The CDC recommends only alcohol-based hand sanitizers. They've been proven to be safe and effective against the widest array of viruses and bacteria. Conversely, alcohol-free products haven't been around as long, and there isn't enough research to say these products are as effective.
That said, the lack of alcohol does make them a more appealing option to some consumers. In fact, some U.S. schools and workplaces have recently banned traditional hand sanitizers because of their high alcohol content. In its September 2009 public recommendations about preventing H1N1 flu (swine flu), the CDC gave alcohol-free sanitizers their first tepid endorsement: "If soap and water are not available and alcohol-based products are not allowed, other hand sanitizers that do not contain alcohol may be useful." Translation: If you're in a bind and need something, these products are better than nothing.
Alcohol-free sanitizers primarily rely on plant oils to kill germs. The most popular offerings on the market consist of essential oils from thyme or lavender, or they include BAC. BAC is a compound that possesses some disinfectant properties. Some studies have shown that BAC and some essential plant oils do kill germs. However, these evaluations were conducted in lab-like settings instead of real-world scenarios, and few researchers have tested them as hand sanitizers, so their true germ-killing abilities aren't as well-known.
The most widely available essential-oil hand sanitizer is CleanWell All-Natural Hand Sanitizer (*Est. $5 for 8 oz.). Its primary ingredient is thyme oil, which some studies have found to be a natural antimicrobial. It's available at Target, Whole Foods Market, Bath & Body Works and Amazon.com, where it gets good reviews from users who appreciate that CleanWell uses natural ingredients, although a few say its spearmint-lime fragrance is odd and too strong.
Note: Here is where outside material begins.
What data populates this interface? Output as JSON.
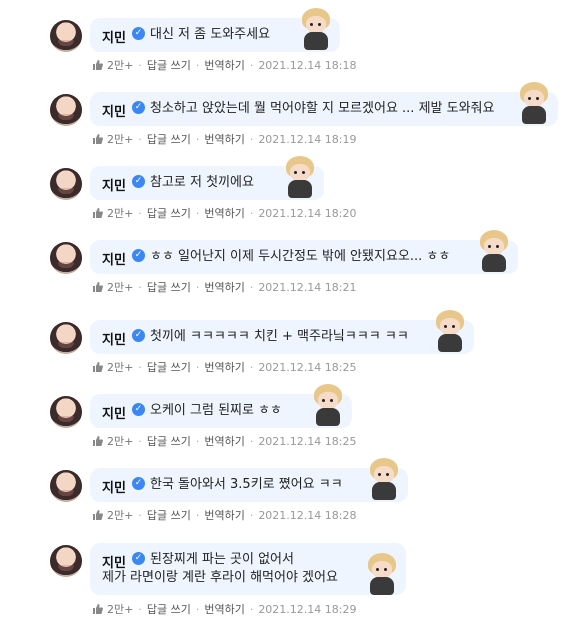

One BAC-based hand sanitizer, HandClens Alcohol-Free 2 in 1 Foaming Hand Sanitizer and Lotion (*Est. $24 for six 8-oz. bottles) also gets good reviews at Amazon.com. Users say they enjoy the product because it doesn't dry their skin, but some say HandClens can be hard to find in stores.
BAC is known to work against many viruses and bacteria, including flu viruses. However, experts at the CDC say BAC isn't very effective against E. coli and salmonella bacteria -- to the point where these sanitizers are prone to becoming contaminated themselves. In the past, people have used BAC products thinking they're killing germs, only to later learn the sanitizer has spread the bacteria around. These kinds of occurrences have led to "several outbreaks of infection," CDC experts say, which is why BAC has historically not been used as a hand sanitizer in the United States.
Additionally, it's important to note that the CDC continues to say these products are not as effective as alcohol-based sanitizers. Bottom line: The CDC and other public health authorities stop short of recommending alcohol-free hand sanitizers, saying they need more research. For this reason, we do not include these products in our Best Reviewed.